Last night, for the first night, we banished all the dogs to crates for the night. No more terrier dominance in the bed; sprawled out, they take up about 75% of available sleeping space, relegating us humans to the various corners of our king. They did surprisingly well. All but Bob Evans, who I’m told, made quite the scene. I wouldn’t know as a noise maker made an unexpected appearance last night, waking me up every hour or so with the sound of thunder clouds, lightening and heavy rain. Imagine waking up every hour thinking there’s a humongous rainstorm passing through, only to discover it’s fake. Technology makes no sense sometimes. Last night was not a night of complete silence.

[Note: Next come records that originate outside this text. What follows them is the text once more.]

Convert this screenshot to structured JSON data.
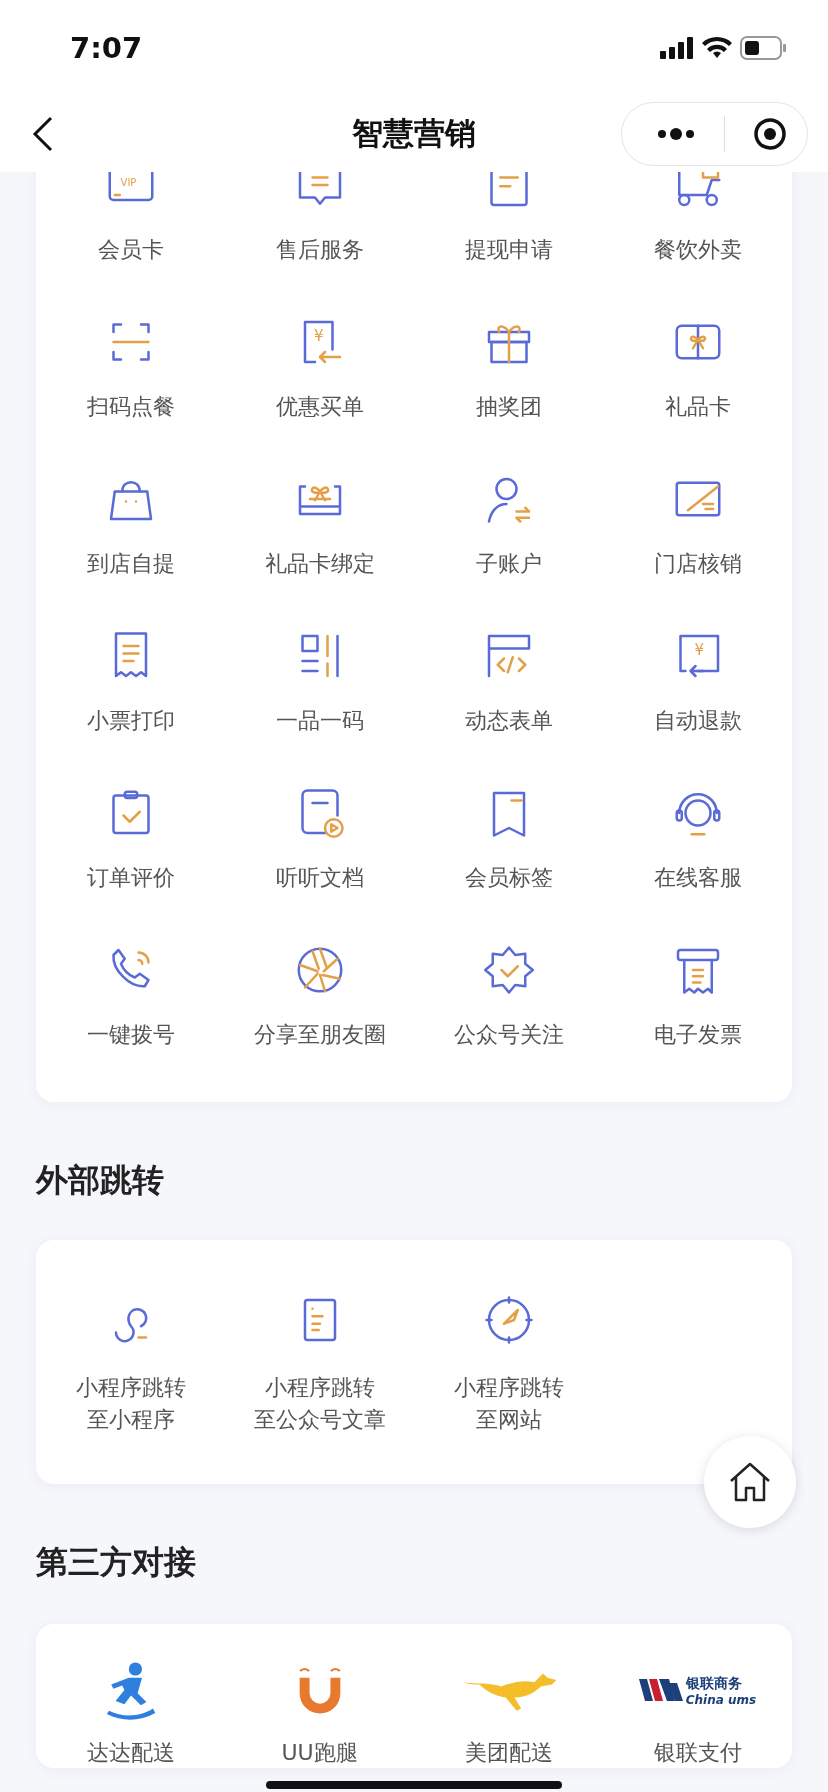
{
  "status_bar": {
    "time": "7:07"
  },
  "nav": {
    "title": "智慧营销"
  },
  "features": {
    "items": [
      {
        "label": "会员卡",
        "icon_text": "VIP"
      },
      {
        "label": "售后服务"
      },
      {
        "label": "提现申请"
      },
      {
        "label": "餐饮外卖"
      },
      {
        "label": "扫码点餐"
      },
      {
        "label": "优惠买单",
        "icon_text": "¥"
      },
      {
        "label": "抽奖团"
      },
      {
        "label": "礼品卡"
      },
      {
        "label": "到店自提"
      },
      {
        "label": "礼品卡绑定"
      },
      {
        "label": "子账户"
      },
      {
        "label": "门店核销"
      },
      {
        "label": "小票打印"
      },
      {
        "label": "一品一码"
      },
      {
        "label": "动态表单"
      },
      {
        "label": "自动退款",
        "icon_text": "¥"
      },
      {
        "label": "订单评价"
      },
      {
        "label": "听听文档"
      },
      {
        "label": "会员标签"
      },
      {
        "label": "在线客服"
      },
      {
        "label": "一键拨号"
      },
      {
        "label": "分享至朋友圈"
      },
      {
        "label": "公众号关注"
      },
      {
        "label": "电子发票"
      }
    ]
  },
  "external": {
    "title": "外部跳转",
    "items": [
      {
        "lines": [
          "小程序跳转",
          "至小程序"
        ]
      },
      {
        "lines": [
          "小程序跳转",
          "至公众号文章"
        ]
      },
      {
        "lines": [
          "小程序跳转",
          "至网站"
        ]
      }
    ]
  },
  "third_party": {
    "title": "第三方对接",
    "items": [
      {
        "label": "达达配送"
      },
      {
        "label": "UU跑腿"
      },
      {
        "label": "美团配送"
      },
      {
        "label": "银联支付",
        "logo_text": "银联商务",
        "logo_subtext": "China ums"
      }
    ]
  }
}
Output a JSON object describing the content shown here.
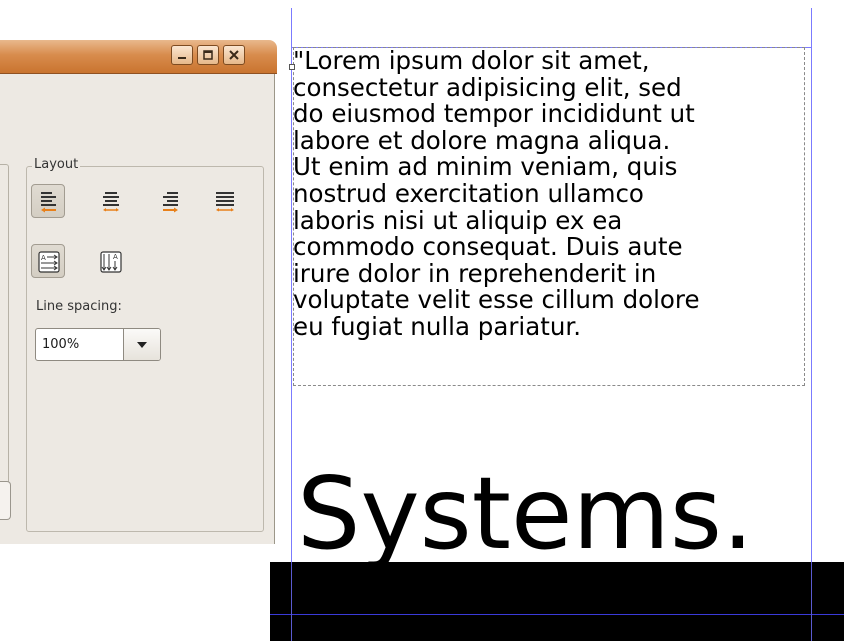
{
  "dialog": {
    "window_buttons": {
      "minimize_icon": "minimize-icon",
      "maximize_icon": "maximize-icon",
      "close_icon": "close-icon"
    },
    "layout": {
      "legend": "Layout",
      "alignment_buttons": [
        {
          "name": "align-left",
          "active": true
        },
        {
          "name": "align-center",
          "active": false
        },
        {
          "name": "align-right",
          "active": false
        },
        {
          "name": "align-justify",
          "active": false
        }
      ],
      "flow_buttons": [
        {
          "name": "horizontal-text",
          "active": true
        },
        {
          "name": "vertical-text",
          "active": false
        }
      ],
      "line_spacing_label": "Line spacing:",
      "line_spacing_value": "100%"
    }
  },
  "canvas": {
    "text_lines": [
      "\"Lorem ipsum dolor sit amet,",
      "consectetur adipisicing elit, sed",
      "do eiusmod tempor incididunt ut",
      "labore et dolore magna aliqua.",
      "Ut enim ad minim veniam, quis",
      "nostrud exercitation ullamco",
      "laboris nisi ut aliquip ex ea",
      "commodo consequat. Duis aute",
      "irure dolor in reprehenderit in",
      "voluptate velit esse cillum dolore",
      "eu fugiat nulla pariatur."
    ],
    "big_text": "Systems."
  },
  "colors": {
    "titlebar": "#d88c4d",
    "dialog_bg": "#ede9e3",
    "guide": "#7b7bff",
    "arrow_accent": "#e8801a"
  }
}
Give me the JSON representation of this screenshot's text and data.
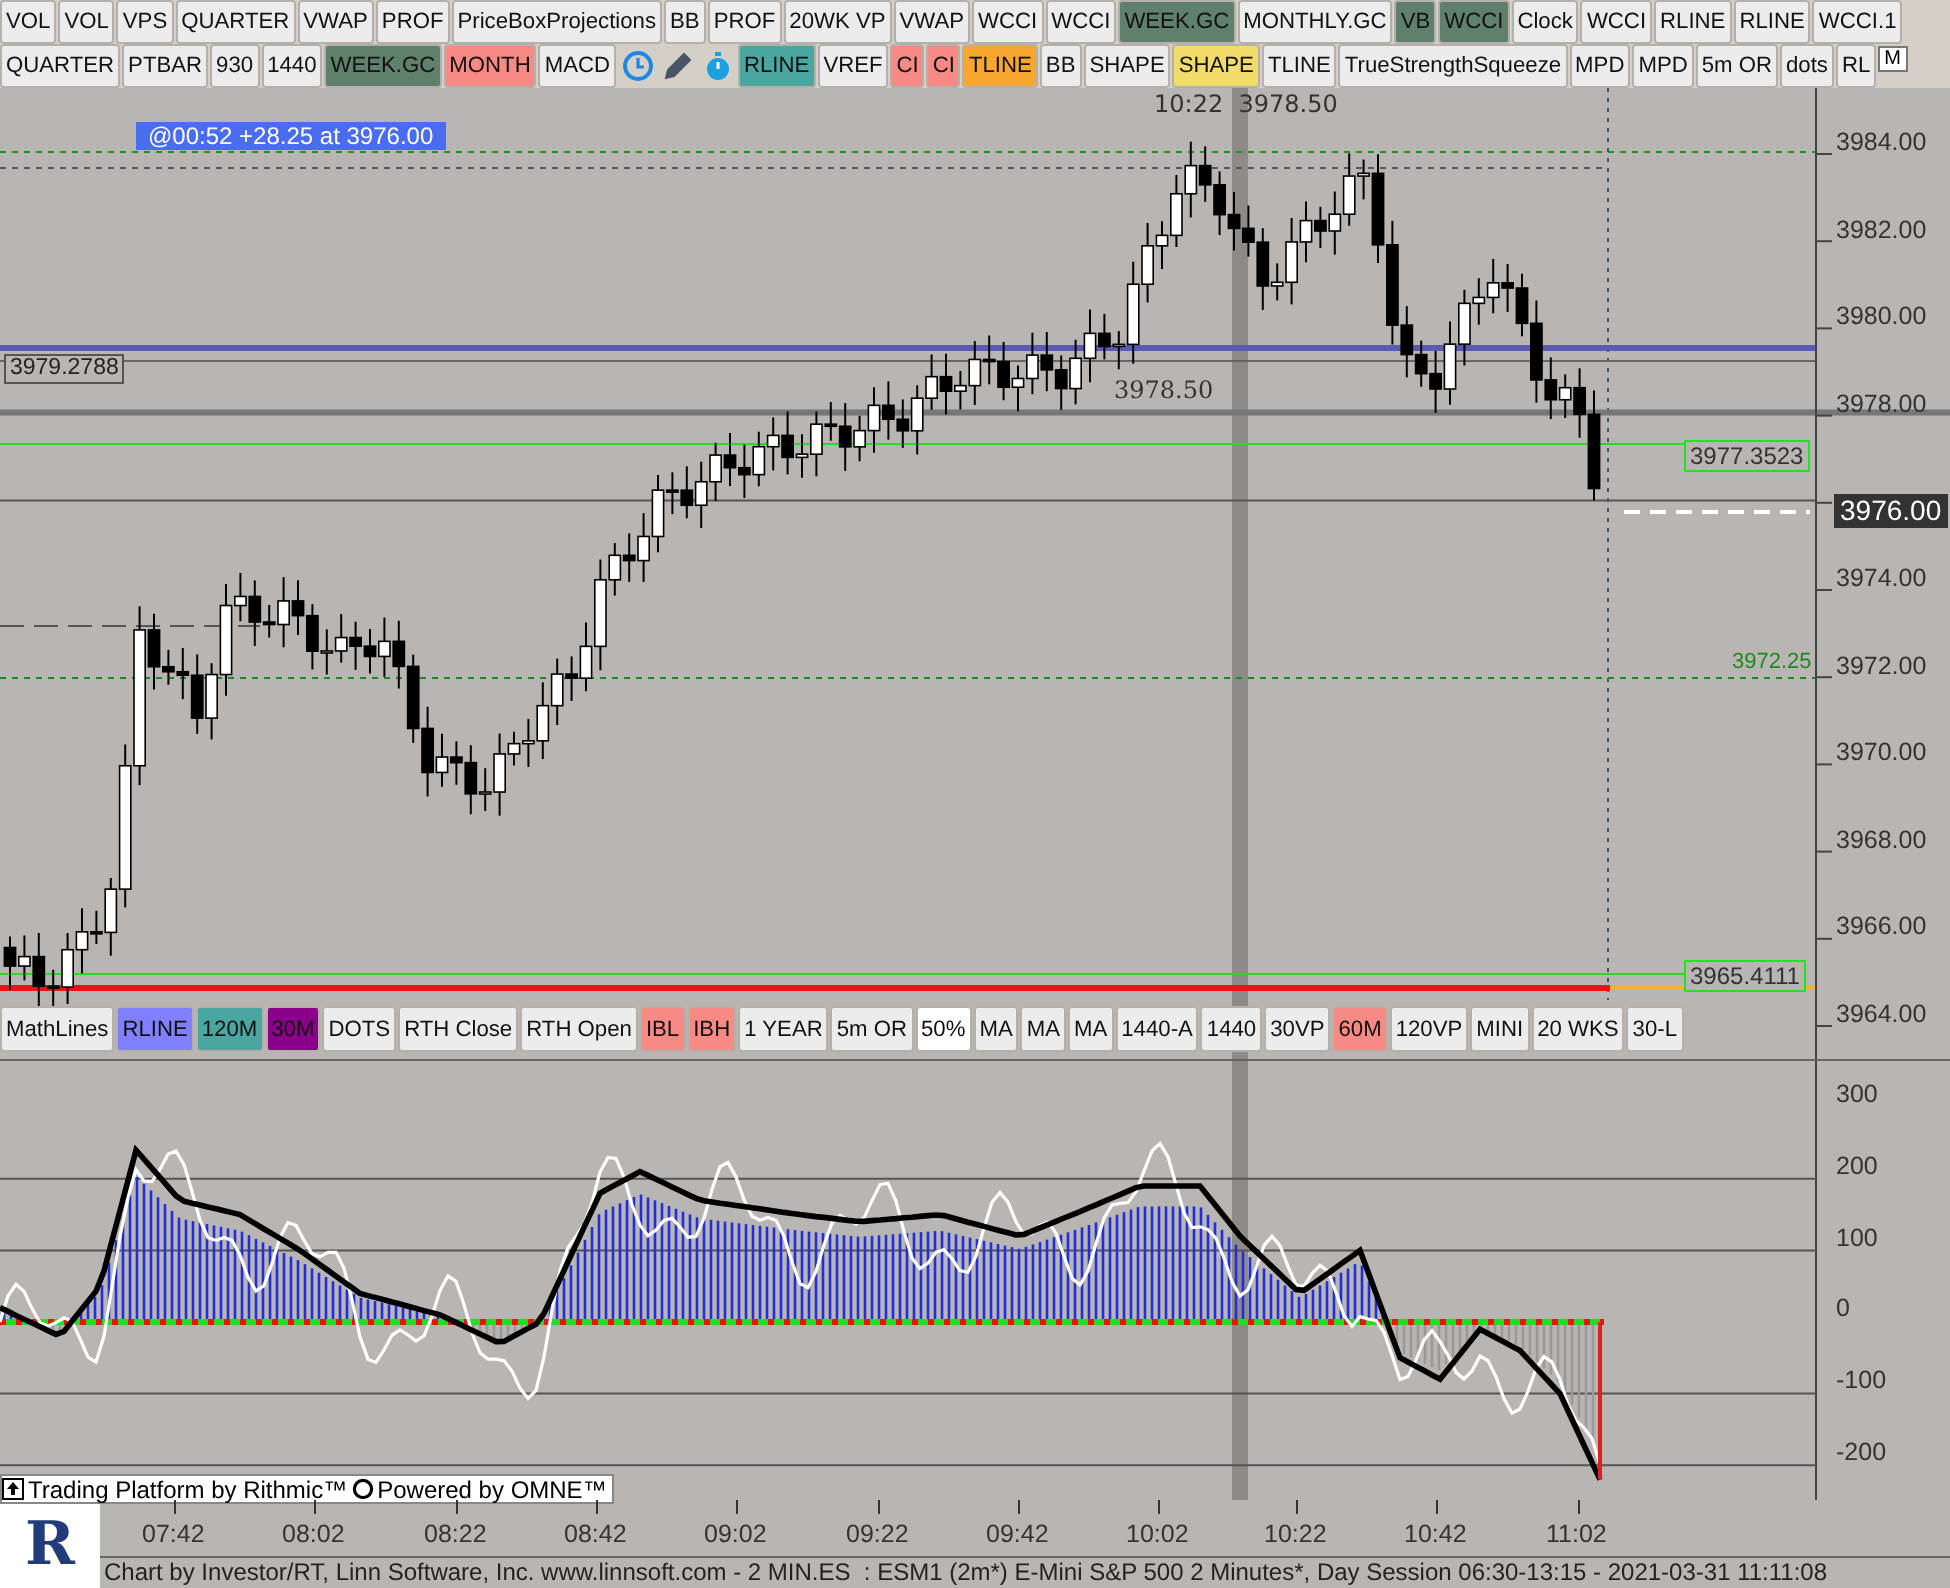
{
  "toolbar_1": [
    {
      "label": "VOL",
      "color": "#ececec"
    },
    {
      "label": "VOL",
      "color": "#ececec"
    },
    {
      "label": "VPS",
      "color": "#ececec"
    },
    {
      "label": "QUARTER",
      "color": "#ececec"
    },
    {
      "label": "VWAP",
      "color": "#ececec"
    },
    {
      "label": "PROF",
      "color": "#ececec"
    },
    {
      "label": "PriceBoxProjections",
      "color": "#ececec"
    },
    {
      "label": "BB",
      "color": "#ececec"
    },
    {
      "label": "PROF",
      "color": "#ececec"
    },
    {
      "label": "20WK VP",
      "color": "#ececec"
    },
    {
      "label": "VWAP",
      "color": "#ececec"
    },
    {
      "label": "WCCI",
      "color": "#ececec"
    },
    {
      "label": "WCCI",
      "color": "#ececec"
    },
    {
      "label": "WEEK.GC",
      "color": "#5f806b"
    },
    {
      "label": "MONTHLY.GC",
      "color": "#ececec"
    },
    {
      "label": "VB",
      "color": "#5f806b"
    },
    {
      "label": "WCCI",
      "color": "#5f806b"
    },
    {
      "label": "Clock",
      "color": "#ececec"
    },
    {
      "label": "WCCI",
      "color": "#ececec"
    },
    {
      "label": "RLINE",
      "color": "#ececec"
    },
    {
      "label": "RLINE",
      "color": "#ececec"
    },
    {
      "label": "WCCI.1",
      "color": "#ececec"
    }
  ],
  "toolbar_2": [
    {
      "kind": "button",
      "label": "QUARTER",
      "color": "#ececec"
    },
    {
      "kind": "button",
      "label": "PTBAR",
      "color": "#ececec"
    },
    {
      "kind": "button",
      "label": "930",
      "color": "#ececec"
    },
    {
      "kind": "button",
      "label": "1440",
      "color": "#ececec"
    },
    {
      "kind": "button",
      "label": "WEEK.GC",
      "color": "#5f806b"
    },
    {
      "kind": "button",
      "label": "MONTH",
      "color": "#f78a84"
    },
    {
      "kind": "button",
      "label": "MACD",
      "color": "#ececec"
    },
    {
      "kind": "clock"
    },
    {
      "kind": "pen"
    },
    {
      "kind": "timer"
    },
    {
      "kind": "button",
      "label": "RLINE",
      "color": "#4aa6a0"
    },
    {
      "kind": "button",
      "label": "VREF",
      "color": "#ececec"
    },
    {
      "kind": "button",
      "label": "CI",
      "color": "#f78a84"
    },
    {
      "kind": "button",
      "label": "CI",
      "color": "#f78a84"
    },
    {
      "kind": "button",
      "label": "TLINE",
      "color": "#f7a630"
    },
    {
      "kind": "button",
      "label": "BB",
      "color": "#ececec"
    },
    {
      "kind": "button",
      "label": "SHAPE",
      "color": "#ececec"
    },
    {
      "kind": "button",
      "label": "SHAPE",
      "color": "#f1dc6a"
    },
    {
      "kind": "button",
      "label": "TLINE",
      "color": "#ececec"
    },
    {
      "kind": "button",
      "label": "TrueStrengthSqueeze",
      "color": "#ececec"
    },
    {
      "kind": "button",
      "label": "MPD",
      "color": "#ececec"
    },
    {
      "kind": "button",
      "label": "MPD",
      "color": "#ececec"
    },
    {
      "kind": "button",
      "label": "5m OR",
      "color": "#ececec"
    },
    {
      "kind": "button",
      "label": "dots",
      "color": "#ececec"
    },
    {
      "kind": "button",
      "label": "RL",
      "color": "#ececec"
    }
  ],
  "corner_badge": "M",
  "price_chart": {
    "info_label": "@00:52  +28.25 at 3976.00",
    "crosshair_label": "10:22  3978.50",
    "level_labels": [
      {
        "text": "3979.2788",
        "kind": "plain"
      },
      {
        "text": "3978.50",
        "kind": "bare"
      },
      {
        "text": "3977.3523",
        "kind": "boxed"
      },
      {
        "text": "3972.25",
        "kind": "green"
      },
      {
        "text": "3965.4111",
        "kind": "boxed"
      }
    ],
    "current_price": "3976.00",
    "y_axis": [
      "3984.00",
      "3982.00",
      "3980.00",
      "3978.00",
      "3974.00",
      "3972.00",
      "3970.00",
      "3968.00",
      "3966.00",
      "3964.00"
    ]
  },
  "chart_buttons": [
    {
      "label": "MathLines",
      "color": "#ececec"
    },
    {
      "label": "RLINE",
      "color": "#8080ff"
    },
    {
      "label": "120M",
      "color": "#4aa6a0"
    },
    {
      "label": "30M",
      "color": "#8b008b"
    },
    {
      "label": "DOTS",
      "color": "#ececec"
    },
    {
      "label": "RTH Close",
      "color": "#ececec"
    },
    {
      "label": "RTH Open",
      "color": "#ececec"
    },
    {
      "label": "IBL",
      "color": "#f78a84"
    },
    {
      "label": "IBH",
      "color": "#f78a84"
    },
    {
      "label": "1 YEAR",
      "color": "#ececec"
    },
    {
      "label": "5m OR",
      "color": "#ececec"
    },
    {
      "label": "50%",
      "color": "#ffffff"
    },
    {
      "label": "MA",
      "color": "#ececec"
    },
    {
      "label": "MA",
      "color": "#ececec"
    },
    {
      "label": "MA",
      "color": "#ececec"
    },
    {
      "label": "1440-A",
      "color": "#ececec"
    },
    {
      "label": "1440",
      "color": "#ececec"
    },
    {
      "label": "30VP",
      "color": "#ececec"
    },
    {
      "label": "60M",
      "color": "#f78a84"
    },
    {
      "label": "120VP",
      "color": "#ececec"
    },
    {
      "label": "MINI",
      "color": "#ececec"
    },
    {
      "label": "20 WKS",
      "color": "#ececec"
    },
    {
      "label": "30-L",
      "color": "#ececec"
    }
  ],
  "indicator": {
    "y_axis": [
      "300",
      "200",
      "100",
      "0",
      "-100",
      "-200"
    ]
  },
  "branding": {
    "rithmic": "Trading Platform by Rithmic™",
    "omne": "Powered by OMNE™"
  },
  "logo": "R",
  "time_axis": [
    "07:42",
    "08:02",
    "08:22",
    "08:42",
    "09:02",
    "09:22",
    "09:42",
    "10:02",
    "10:22",
    "10:42",
    "11:02"
  ],
  "status_bar": "Chart by Investor/RT, Linn Software, Inc. www.linnsoft.com - 2 MIN.ES  : ESM1 (2m*) E-Mini S&P 500 2 Minutes*, Day Session 06:30-13:15 - 2021-03-31 11:11:08"
}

I must apologize for my absence. Yesterday, I thought it was August and, today, the calendar confirmed it’s already October. Just today, I have two chickens in sick bay, a thumb that may have been forever damaged by our evil “Baby” ram, scratches consuming my legs as kittens don’t seem to care if you’re wearing shorts or pants, and such a back-order of jam that I need a few interns just to stir the pots. The donkeys just sit at the fence gate braying orders at me like I’m some kind of ranch hand. Everyone needs to calm down and have a cocktail or two.
Kittens are better than puppies. They know to pee in one place almost immediately. They don’t need to be patrolled all the time, and their little nails can dispatch an intruder in quick work; albeit they’ll be taking them down at the ankles. One peculiar habit, however, is they love playing in their litter box. I’ve been impressing upon them the wisdom of Moonstruck (i.e. “Don’t sh*t where you eat”) but they just look at me, meow, and role back into the box with an almost too comfortable ease.
Our little kitten Popsicle has learned to crawl from the ground, up your leg, up your shirt, and land on the shoulder, perched like a parrot. She will be my top minion, learning my every move, constantly at my side. Don had better watch out, she is learning ninja moves that will serve her well in the barn. If she ever makes it there. I have a problem sending kittens that individually weigh one pound each to live in a barn, outside in the big world like little Fievel or baby Simba. A pig could roll over top of them, a llama step on them. The chickens, much larger than our kittens, could use them as pawns in some intra-barnyard war against the ducks.
This Friday we’re picking up two peahens for our boys in the big coop. We’ll see what drama that brings. And then Orchard House will close down our pastures for the winter. No other animals are allowed on site until we have a new pasture. And hay is so expensive. If you can find me a llama that can spin straw into gold or manure into hay, we’ll make the room. And if you can find one that knows how to mix a killer martini, I’ll drive and pick him up myself!